“Media” can mean many things and take many forms. It can refer to the content of a printed story or a broadcast image. It can refer to the technology used to convey a particular form of information (e.g., television, newspapers, museum signs). It can be modified to indicate the affordances of a particular medium: “interactive media” or “targeted media” or “mass media.” The field of media studies ranges from critical analyses of the content of particular story forms, through quantitative correlations of content analyses and public opinion, to detailed analyses of eye movements while interacting with websites. Traditional scholarly distinctions between “mass media” and “interpersonal communication” have in recent years been challenged by the need to create new perspectives that account for the interactions among these approaches.
In the context of science learning, however, the existing literature remains largely tied to older forms of analysis, dividing reasonably well into the traditional categories of “mass media” and “interactive media.” It is also important to acknowledge that media may be used differently across social contexts. For example, a television documentary created for home viewing may also be shown in classrooms, as part of a museum display, or in a computer-based learning environment.
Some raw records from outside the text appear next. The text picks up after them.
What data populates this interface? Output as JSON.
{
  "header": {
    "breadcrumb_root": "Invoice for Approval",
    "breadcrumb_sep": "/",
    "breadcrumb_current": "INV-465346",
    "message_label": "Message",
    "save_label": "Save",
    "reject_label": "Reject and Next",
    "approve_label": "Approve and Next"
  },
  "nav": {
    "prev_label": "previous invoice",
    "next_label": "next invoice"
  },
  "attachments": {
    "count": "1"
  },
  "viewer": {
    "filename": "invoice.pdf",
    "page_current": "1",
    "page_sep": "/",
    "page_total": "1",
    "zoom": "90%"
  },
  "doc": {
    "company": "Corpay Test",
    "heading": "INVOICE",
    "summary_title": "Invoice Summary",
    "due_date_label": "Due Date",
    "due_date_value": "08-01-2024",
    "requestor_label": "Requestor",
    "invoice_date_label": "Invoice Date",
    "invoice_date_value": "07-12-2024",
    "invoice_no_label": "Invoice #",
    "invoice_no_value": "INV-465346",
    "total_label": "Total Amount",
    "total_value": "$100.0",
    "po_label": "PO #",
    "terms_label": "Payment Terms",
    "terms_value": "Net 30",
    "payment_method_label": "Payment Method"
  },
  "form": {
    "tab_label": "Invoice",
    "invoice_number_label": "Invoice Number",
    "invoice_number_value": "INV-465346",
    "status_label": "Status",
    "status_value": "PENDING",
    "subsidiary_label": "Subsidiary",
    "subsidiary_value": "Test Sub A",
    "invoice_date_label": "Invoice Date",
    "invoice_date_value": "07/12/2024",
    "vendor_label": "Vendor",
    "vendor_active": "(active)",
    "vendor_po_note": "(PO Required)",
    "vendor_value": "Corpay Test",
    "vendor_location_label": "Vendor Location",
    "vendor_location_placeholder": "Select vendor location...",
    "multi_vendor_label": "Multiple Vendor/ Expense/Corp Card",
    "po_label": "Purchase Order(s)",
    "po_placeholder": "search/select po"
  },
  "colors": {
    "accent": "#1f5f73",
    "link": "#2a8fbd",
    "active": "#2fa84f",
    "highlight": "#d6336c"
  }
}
In order to assess the effects of media on science learning, one must consider the ways in which they are appropriated and used across different informal settings.
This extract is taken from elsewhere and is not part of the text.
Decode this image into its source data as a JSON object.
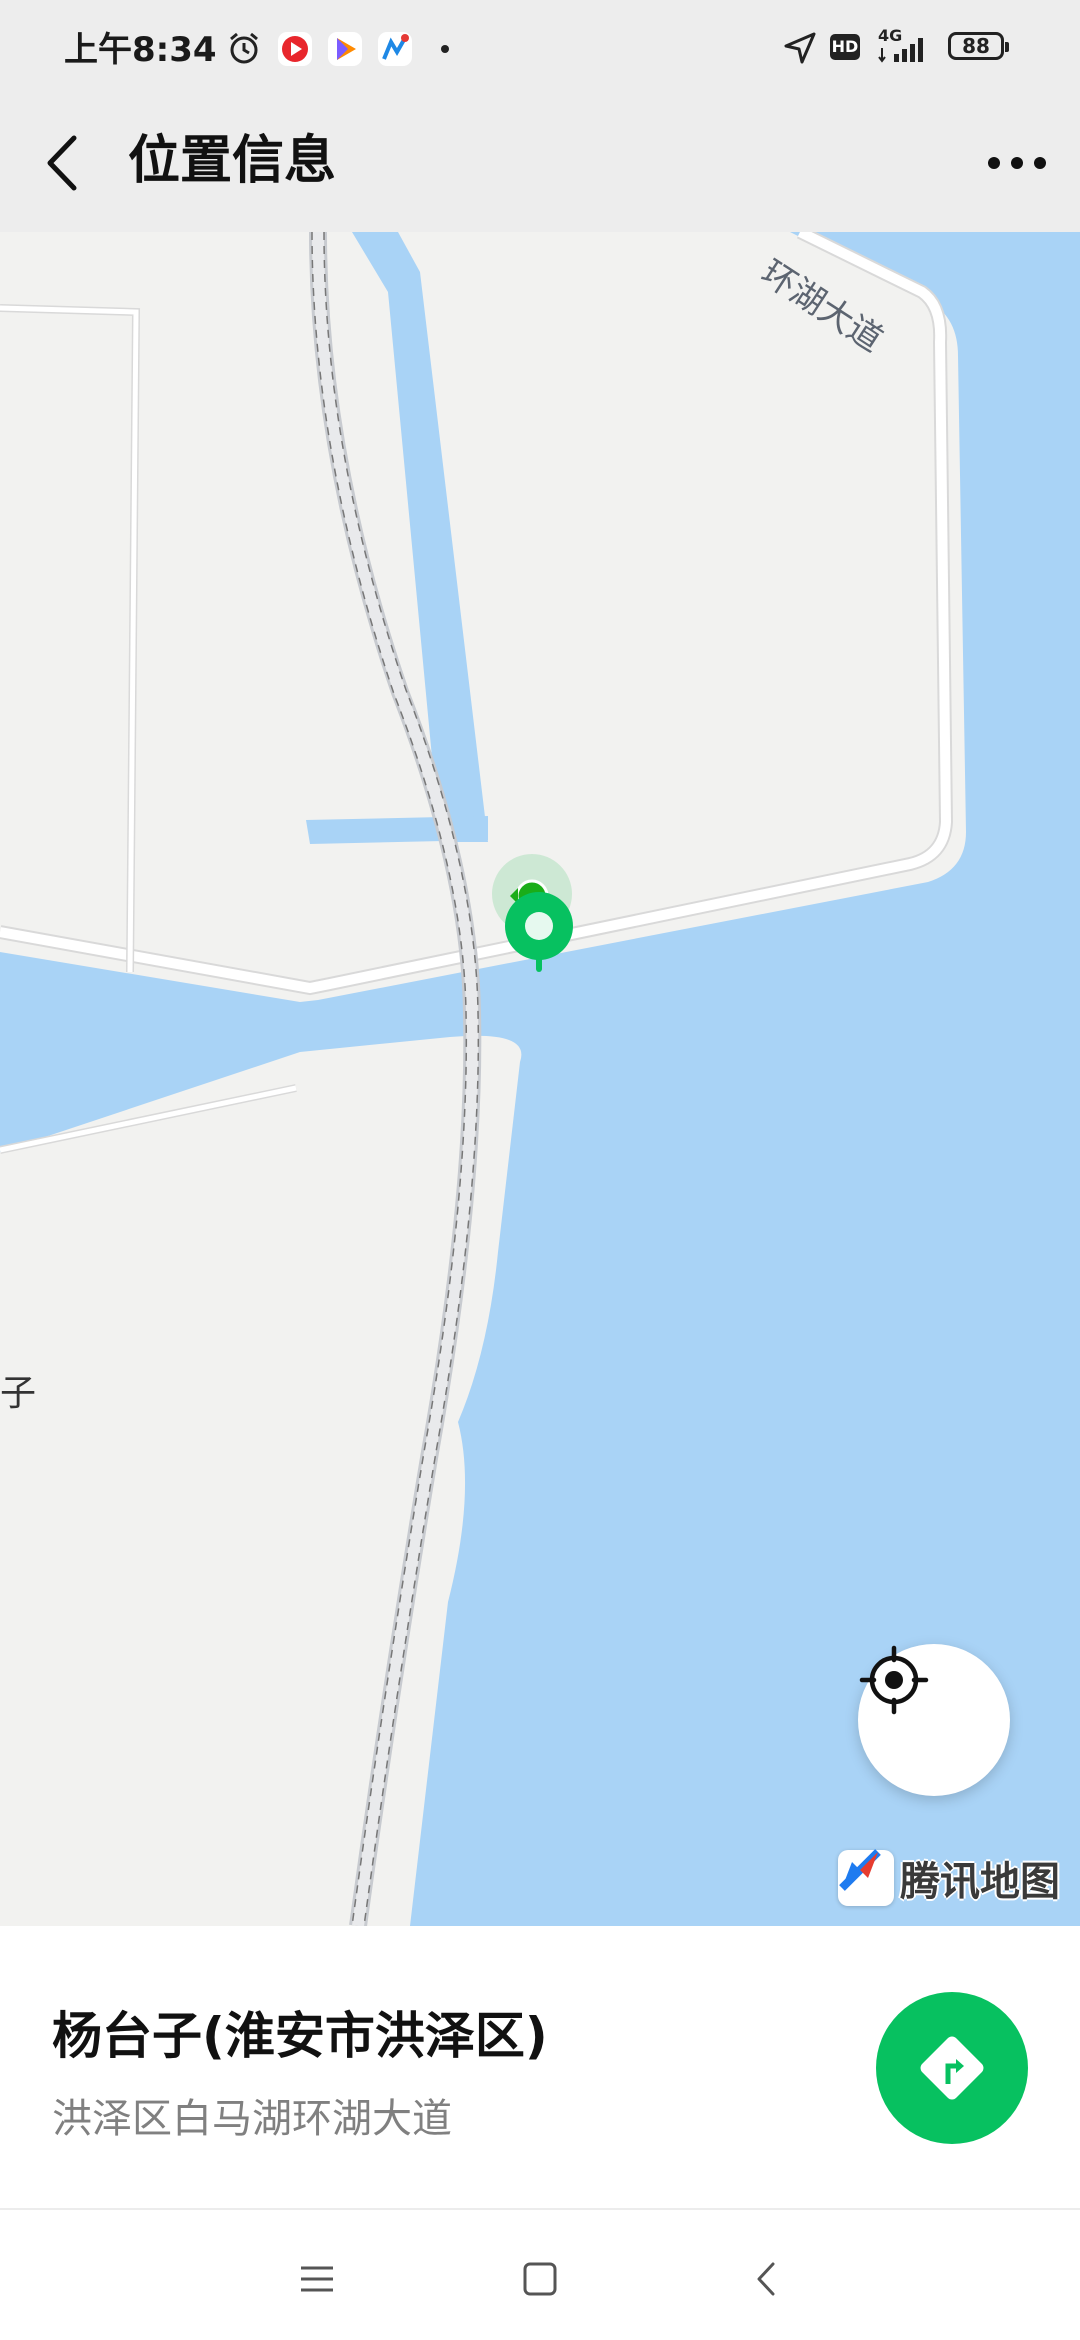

In this chapter, we begin with summaries based on the traditional categorization of mass media. We then move on to suggest ways in which newer modes of analysis might shed light on learning science in informal environments. What tools exist, and how can they be made available to the public? How can individuals and groups access and leverage the knowledge of others through media? How can individuals and groups make their own insights more broadly accessible? We limit our analysis to areas in which research attends to learning outcomes and to issues of emerging or pressing interest in the field (such as new technological tools employed for educational purposes and the pervasive influence of digital technologies in everyday life).
Although print media has the longest history, few studies have explored the specific effects of print on science learning. Many studies have identified the content of science books (both popular books and textbooks), magazines, including science specific magazines (such as Popular Science or Scientific American), and newspapers, making claims about the scientific quality and promotional or ideological effects of the content (Bauer, Durant,Ragnarsdottir, and Rudolfsdottir, 1995; Bauer, Petkova, Boyadjieva, and Gornev, 2006; Broks, 2006; Burnham, 1987; Dornan, 1989; Hansen and Dickinson, 1992;